[Items from an interface collection]
━━━

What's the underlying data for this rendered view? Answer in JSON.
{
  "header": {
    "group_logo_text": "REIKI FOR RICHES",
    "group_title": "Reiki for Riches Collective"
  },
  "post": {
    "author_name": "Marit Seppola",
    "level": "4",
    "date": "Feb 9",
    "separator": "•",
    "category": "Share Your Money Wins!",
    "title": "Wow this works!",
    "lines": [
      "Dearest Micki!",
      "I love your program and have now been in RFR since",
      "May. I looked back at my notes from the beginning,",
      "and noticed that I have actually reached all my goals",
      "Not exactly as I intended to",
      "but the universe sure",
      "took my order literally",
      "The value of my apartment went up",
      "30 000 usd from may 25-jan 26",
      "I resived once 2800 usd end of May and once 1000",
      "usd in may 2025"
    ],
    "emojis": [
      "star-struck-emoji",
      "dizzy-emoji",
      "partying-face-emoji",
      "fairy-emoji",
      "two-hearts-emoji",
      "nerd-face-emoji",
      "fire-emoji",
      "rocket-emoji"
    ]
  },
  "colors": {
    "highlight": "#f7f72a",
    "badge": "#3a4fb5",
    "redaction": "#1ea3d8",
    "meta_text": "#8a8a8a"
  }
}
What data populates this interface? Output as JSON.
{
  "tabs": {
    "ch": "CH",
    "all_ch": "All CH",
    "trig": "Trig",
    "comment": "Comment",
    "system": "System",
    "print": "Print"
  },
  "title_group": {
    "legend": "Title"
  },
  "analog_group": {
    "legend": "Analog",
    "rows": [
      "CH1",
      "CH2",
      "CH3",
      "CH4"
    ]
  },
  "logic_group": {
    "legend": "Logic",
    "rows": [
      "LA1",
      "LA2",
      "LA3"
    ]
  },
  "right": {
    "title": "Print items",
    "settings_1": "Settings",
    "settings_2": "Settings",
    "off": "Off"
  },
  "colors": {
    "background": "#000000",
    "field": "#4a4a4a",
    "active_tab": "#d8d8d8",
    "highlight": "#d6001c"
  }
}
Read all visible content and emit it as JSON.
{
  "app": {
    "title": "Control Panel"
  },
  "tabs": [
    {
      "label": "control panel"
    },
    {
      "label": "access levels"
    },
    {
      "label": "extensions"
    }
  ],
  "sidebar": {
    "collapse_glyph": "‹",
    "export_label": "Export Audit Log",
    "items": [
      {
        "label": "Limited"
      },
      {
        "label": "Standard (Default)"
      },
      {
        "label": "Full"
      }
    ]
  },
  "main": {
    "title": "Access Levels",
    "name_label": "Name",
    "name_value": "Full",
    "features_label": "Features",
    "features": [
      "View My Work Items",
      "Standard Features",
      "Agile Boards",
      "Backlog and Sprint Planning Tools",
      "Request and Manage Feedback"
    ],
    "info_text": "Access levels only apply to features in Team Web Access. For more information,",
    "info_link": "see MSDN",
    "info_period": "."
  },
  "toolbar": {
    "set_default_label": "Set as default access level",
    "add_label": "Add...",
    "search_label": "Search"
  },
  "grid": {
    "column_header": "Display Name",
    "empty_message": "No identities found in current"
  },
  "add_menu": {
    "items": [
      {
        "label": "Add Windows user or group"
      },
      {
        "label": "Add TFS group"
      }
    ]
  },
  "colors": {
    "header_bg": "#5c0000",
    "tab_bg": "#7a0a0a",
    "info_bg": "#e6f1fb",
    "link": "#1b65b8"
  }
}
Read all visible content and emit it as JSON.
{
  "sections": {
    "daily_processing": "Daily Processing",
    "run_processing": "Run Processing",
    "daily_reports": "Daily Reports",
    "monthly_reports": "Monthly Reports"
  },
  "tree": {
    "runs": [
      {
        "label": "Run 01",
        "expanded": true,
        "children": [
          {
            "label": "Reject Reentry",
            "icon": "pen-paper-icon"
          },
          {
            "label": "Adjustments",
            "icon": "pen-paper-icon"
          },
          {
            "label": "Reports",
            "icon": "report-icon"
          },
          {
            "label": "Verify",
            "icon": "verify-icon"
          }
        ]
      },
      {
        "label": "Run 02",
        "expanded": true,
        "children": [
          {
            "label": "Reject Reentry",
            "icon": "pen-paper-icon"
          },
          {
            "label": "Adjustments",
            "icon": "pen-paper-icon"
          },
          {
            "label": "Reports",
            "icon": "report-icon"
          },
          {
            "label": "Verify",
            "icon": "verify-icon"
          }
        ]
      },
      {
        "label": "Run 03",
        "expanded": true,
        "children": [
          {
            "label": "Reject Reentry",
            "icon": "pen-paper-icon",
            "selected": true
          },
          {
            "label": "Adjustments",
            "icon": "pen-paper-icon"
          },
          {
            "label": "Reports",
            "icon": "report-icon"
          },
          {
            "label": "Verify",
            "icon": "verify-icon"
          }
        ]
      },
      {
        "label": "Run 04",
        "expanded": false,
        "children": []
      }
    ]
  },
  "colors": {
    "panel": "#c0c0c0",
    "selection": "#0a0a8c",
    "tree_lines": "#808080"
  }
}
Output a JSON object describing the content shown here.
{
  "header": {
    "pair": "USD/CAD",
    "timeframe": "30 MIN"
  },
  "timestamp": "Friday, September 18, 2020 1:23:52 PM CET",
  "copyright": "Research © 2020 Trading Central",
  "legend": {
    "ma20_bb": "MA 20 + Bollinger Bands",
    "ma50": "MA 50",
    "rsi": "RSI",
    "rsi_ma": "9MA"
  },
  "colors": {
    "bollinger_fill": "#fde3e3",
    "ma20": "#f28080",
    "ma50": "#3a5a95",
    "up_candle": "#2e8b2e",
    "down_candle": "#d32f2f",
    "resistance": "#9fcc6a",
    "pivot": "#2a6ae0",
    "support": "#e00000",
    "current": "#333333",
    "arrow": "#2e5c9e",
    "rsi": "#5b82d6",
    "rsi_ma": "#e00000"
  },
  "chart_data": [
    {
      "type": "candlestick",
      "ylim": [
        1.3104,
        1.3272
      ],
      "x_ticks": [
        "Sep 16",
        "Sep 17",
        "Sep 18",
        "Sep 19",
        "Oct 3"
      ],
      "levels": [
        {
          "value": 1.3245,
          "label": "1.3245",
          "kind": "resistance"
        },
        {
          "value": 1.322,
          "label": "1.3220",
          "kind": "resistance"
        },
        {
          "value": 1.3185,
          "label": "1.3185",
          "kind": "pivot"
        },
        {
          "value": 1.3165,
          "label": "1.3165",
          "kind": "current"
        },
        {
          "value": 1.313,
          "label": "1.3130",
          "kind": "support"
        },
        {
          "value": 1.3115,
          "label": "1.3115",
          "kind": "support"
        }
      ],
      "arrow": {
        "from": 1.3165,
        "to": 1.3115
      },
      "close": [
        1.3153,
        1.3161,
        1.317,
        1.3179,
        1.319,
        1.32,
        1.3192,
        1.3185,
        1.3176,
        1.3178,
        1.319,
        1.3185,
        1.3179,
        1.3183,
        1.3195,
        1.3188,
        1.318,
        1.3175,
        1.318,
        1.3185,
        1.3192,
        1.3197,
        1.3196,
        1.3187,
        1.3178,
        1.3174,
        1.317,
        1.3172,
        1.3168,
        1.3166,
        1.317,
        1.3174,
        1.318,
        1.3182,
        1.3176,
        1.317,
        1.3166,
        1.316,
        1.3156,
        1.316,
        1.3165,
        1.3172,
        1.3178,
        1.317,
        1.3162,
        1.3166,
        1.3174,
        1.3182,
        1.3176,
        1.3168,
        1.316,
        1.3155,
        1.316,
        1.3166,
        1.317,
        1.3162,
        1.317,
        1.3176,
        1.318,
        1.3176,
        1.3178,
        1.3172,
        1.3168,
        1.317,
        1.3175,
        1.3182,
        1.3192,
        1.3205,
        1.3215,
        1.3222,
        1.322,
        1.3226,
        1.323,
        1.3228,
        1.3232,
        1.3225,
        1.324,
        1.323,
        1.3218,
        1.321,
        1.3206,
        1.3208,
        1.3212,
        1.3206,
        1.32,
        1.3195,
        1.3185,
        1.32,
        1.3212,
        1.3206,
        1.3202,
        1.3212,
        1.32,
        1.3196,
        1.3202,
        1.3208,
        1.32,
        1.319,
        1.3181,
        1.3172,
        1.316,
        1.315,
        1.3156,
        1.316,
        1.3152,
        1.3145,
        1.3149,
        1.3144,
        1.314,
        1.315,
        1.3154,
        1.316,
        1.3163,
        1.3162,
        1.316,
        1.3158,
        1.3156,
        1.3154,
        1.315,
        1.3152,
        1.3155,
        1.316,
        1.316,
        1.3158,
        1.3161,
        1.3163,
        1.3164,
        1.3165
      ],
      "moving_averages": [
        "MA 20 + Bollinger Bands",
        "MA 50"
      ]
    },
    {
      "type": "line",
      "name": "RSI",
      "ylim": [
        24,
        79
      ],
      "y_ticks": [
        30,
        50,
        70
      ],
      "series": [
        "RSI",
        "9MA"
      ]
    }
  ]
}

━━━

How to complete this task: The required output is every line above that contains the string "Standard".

Output:
        "label": "Standard (Default)"
      "Standard Features",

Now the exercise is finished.